HERE IS ANOTHER engrossing narrative from that impossible crime specialist Joseph Commings, as a would-be murderer and her paramour encounter a . . .
"Ghost in the Gallery."
By Joseph Commings (1913-92).
First appearance: Ten Detective Aces, July 1949.
Collected in Banner Deadlines (2004).
Short story (11 pages).
Online at Archive.org (HERE).
(Note: Text is badly faded but readable.)
"I killed him! I'm rid of him, Borden! I did! I did!"
Somebody's been killed all right, but he isn't the only one . . .
~ DeWitt Carewe:
"He was a monster. I realize that now."
~ Linda Carewe:
"Later when Senator Banner was investigating the murder, he described her as having
a fascinating frame and a head full of brown follow-me-lad curls. Her eyes, as long as an
Egyptian queen's, darted with fright."
~ Borden Argyll:
". . . an anemic artist with tortoise shell glasses and a scrubbed face. But he was young.
That was all that mattered to Linda."
~ Phyllis Remington:
~ George Honeywell:
". . . founder and director of the Galleries."
~ Officer Coyne:
"'Tis the divil hisself!"
~ Senator Brooks U. Banner:
"He knew that to her he looked like a slovenly archangel who enjoyed consorting with blackguards. He was a King Kong in size with a mop of grizzled hair and black-lead
eyebrows. His string tie looked greasy, as if it had trailed in his soup. And it had."
Typo: "let's grant that that".
- "He's probably playing bezique there": "The game [bezique] achieved its greatest popularity in Paris by 1860 and in England a few years later. Perhaps the most famous proponent of the game was Winston Churchill, an avid player and early expert of Six-Pack, or 'Chinese' Bezique. There is some evidence that the English writers Wilkie Collins and Christina Rossetti were also enthusiasts. However, since the late nineteenth century the game has declined in popularity." (Wikipedia HERE). It's more likely, though, that Banner was playing pinochle (Wikipedia HERE).

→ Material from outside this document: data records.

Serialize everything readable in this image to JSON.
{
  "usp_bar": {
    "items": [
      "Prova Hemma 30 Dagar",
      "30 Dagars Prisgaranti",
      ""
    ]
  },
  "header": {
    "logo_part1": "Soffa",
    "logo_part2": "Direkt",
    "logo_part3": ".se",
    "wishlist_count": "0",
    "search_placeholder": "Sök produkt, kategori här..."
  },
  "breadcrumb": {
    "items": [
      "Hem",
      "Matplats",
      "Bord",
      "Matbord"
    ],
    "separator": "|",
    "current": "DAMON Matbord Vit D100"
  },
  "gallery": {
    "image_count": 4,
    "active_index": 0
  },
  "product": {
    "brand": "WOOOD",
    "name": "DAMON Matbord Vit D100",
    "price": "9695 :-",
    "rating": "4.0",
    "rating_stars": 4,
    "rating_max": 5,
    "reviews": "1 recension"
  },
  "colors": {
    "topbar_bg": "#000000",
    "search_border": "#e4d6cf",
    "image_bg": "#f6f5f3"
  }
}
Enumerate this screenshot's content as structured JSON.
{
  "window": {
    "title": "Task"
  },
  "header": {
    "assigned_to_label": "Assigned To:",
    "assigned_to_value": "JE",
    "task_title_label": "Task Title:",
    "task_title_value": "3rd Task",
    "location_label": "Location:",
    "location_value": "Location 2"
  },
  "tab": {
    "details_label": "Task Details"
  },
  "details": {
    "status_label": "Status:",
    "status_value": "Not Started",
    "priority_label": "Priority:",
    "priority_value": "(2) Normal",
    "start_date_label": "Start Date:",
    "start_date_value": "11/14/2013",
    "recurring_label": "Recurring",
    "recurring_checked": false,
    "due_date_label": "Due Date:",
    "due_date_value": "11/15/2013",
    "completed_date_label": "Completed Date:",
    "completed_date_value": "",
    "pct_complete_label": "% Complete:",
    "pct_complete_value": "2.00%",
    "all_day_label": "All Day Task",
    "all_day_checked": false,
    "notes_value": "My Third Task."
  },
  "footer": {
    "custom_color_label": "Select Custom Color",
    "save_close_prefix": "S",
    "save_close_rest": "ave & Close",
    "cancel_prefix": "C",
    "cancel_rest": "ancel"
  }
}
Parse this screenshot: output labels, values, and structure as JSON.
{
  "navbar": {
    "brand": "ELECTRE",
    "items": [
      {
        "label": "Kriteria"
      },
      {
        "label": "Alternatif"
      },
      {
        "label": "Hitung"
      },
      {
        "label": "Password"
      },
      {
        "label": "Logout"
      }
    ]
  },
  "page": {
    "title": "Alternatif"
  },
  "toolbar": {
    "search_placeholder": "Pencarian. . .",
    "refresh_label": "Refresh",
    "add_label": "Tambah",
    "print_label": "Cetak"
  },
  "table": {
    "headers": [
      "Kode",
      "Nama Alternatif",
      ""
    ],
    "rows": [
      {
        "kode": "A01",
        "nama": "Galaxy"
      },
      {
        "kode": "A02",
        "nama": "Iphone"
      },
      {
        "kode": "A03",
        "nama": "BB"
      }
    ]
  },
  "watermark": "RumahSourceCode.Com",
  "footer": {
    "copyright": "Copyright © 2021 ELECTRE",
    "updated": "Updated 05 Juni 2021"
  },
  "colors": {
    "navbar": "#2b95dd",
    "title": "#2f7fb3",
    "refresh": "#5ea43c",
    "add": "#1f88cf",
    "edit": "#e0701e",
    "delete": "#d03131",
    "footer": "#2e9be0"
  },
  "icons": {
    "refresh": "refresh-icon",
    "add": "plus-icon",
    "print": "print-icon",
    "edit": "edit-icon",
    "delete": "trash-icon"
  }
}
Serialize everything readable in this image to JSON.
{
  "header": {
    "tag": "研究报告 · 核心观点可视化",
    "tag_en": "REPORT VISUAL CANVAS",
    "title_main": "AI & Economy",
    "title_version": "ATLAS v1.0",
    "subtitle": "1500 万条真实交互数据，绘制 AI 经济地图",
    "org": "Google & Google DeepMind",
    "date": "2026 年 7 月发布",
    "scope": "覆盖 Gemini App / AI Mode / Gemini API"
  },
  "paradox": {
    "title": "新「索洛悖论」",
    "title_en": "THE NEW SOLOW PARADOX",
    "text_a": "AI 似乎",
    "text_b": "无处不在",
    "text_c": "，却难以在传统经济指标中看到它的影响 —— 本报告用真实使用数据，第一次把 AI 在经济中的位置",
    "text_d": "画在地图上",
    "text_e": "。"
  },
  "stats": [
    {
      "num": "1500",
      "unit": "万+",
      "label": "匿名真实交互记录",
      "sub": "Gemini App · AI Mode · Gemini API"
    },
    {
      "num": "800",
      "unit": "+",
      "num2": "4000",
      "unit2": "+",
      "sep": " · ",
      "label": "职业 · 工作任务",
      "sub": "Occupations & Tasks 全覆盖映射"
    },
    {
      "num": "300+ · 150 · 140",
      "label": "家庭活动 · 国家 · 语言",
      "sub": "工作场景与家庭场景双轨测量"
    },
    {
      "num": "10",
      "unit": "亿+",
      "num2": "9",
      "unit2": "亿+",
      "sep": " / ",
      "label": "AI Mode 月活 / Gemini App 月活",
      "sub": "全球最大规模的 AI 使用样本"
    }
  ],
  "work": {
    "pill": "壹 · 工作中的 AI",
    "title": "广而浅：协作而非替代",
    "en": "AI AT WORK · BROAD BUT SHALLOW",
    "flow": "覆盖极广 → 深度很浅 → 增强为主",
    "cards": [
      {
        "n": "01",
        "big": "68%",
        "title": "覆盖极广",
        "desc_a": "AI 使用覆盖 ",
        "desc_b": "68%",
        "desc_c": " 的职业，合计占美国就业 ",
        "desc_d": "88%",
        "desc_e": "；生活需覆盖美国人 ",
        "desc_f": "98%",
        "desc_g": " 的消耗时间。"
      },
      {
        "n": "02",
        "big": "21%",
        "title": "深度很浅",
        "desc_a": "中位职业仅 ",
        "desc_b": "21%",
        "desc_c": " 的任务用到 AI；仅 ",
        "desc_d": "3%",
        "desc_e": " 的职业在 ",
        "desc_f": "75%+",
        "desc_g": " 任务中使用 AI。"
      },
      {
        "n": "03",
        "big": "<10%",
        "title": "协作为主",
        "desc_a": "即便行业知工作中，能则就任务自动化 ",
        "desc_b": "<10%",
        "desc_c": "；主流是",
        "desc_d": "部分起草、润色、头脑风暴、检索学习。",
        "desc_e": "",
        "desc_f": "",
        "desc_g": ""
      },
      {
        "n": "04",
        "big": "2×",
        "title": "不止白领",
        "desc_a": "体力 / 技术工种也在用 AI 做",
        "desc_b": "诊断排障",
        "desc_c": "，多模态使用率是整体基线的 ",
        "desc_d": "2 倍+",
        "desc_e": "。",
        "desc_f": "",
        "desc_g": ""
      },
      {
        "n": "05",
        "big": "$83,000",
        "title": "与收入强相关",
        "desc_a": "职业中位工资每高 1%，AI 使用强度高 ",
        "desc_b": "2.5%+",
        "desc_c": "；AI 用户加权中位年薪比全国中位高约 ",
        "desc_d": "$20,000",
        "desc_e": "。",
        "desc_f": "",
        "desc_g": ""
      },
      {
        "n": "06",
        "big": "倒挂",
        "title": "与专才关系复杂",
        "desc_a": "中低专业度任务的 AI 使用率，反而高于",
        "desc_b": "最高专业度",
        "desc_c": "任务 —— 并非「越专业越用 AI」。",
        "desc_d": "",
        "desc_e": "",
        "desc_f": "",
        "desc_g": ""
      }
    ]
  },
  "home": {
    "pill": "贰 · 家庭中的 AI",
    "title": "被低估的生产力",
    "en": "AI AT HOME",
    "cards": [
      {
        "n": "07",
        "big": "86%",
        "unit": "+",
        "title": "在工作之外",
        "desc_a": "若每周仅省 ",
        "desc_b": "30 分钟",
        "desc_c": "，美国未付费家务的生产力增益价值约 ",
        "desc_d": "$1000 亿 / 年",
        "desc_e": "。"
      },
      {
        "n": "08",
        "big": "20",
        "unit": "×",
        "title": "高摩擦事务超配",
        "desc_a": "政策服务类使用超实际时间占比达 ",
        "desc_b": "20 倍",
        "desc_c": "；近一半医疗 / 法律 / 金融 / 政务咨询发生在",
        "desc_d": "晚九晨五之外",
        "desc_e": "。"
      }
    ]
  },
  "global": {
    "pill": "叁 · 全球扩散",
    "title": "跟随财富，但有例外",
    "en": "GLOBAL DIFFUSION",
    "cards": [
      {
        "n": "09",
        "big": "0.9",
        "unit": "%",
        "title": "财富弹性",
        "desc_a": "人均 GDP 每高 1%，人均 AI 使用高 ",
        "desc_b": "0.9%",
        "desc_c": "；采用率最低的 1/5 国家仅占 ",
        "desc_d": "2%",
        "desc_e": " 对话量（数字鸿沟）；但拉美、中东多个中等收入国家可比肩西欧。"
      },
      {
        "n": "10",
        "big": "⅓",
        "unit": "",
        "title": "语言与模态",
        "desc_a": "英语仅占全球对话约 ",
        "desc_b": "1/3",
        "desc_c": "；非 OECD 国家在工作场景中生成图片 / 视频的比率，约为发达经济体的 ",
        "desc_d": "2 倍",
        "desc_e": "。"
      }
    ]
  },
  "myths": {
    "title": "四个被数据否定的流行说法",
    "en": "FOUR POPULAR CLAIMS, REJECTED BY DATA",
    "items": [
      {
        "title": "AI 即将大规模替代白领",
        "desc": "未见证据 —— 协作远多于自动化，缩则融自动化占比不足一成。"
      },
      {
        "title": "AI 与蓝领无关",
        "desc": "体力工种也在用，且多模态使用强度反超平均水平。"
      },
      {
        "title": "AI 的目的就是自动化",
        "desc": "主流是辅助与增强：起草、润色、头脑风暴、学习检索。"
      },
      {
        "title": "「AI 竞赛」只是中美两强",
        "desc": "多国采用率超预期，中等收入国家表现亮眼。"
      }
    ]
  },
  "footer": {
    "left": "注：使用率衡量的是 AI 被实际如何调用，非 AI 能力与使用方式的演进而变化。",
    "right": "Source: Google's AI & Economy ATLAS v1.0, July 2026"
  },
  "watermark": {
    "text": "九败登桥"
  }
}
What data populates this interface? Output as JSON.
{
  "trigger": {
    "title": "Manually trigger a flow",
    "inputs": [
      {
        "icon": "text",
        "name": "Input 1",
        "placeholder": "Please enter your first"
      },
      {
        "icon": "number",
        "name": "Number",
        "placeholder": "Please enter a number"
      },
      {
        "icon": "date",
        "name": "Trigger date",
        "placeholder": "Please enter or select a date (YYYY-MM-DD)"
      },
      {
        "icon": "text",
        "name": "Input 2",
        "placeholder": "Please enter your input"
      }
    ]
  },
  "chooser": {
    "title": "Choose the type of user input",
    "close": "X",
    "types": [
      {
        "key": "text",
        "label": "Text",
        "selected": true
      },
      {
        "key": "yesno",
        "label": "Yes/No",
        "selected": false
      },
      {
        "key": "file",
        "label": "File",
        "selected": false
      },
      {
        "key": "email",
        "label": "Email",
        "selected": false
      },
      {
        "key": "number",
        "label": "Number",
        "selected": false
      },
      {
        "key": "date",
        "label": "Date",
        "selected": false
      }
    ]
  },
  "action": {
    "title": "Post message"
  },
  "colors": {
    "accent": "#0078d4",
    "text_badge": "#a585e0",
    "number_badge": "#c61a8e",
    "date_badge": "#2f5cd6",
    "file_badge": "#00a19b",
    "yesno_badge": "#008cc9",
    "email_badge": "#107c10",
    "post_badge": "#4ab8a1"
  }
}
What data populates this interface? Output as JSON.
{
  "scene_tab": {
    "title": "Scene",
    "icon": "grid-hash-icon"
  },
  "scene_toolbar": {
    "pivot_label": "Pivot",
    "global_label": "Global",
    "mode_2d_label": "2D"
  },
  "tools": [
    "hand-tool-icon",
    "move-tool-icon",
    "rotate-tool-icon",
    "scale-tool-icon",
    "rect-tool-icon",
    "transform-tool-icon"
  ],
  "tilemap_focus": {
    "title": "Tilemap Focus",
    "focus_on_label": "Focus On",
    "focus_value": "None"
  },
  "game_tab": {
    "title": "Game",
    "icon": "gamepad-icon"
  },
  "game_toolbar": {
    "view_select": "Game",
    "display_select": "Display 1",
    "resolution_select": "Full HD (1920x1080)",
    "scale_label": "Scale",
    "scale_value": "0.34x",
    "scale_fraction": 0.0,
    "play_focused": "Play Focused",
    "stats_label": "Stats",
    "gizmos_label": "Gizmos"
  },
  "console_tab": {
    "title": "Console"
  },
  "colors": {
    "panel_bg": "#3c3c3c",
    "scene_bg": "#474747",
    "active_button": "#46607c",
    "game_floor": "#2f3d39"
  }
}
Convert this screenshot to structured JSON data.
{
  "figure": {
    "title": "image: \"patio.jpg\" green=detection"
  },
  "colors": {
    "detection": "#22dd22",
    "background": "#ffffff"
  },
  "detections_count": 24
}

- "the angle of reflection is equal to the angle of incidence": Elementary, no? "In geometric optics, the angle of incidence is the angle between a ray incident on a surface and the line perpendicular to the surface at the point of incidence, called the normal. The ray can be
formed by any wave: optical, acoustic, microwave, X-ray and so on." (Wikipedia HERE).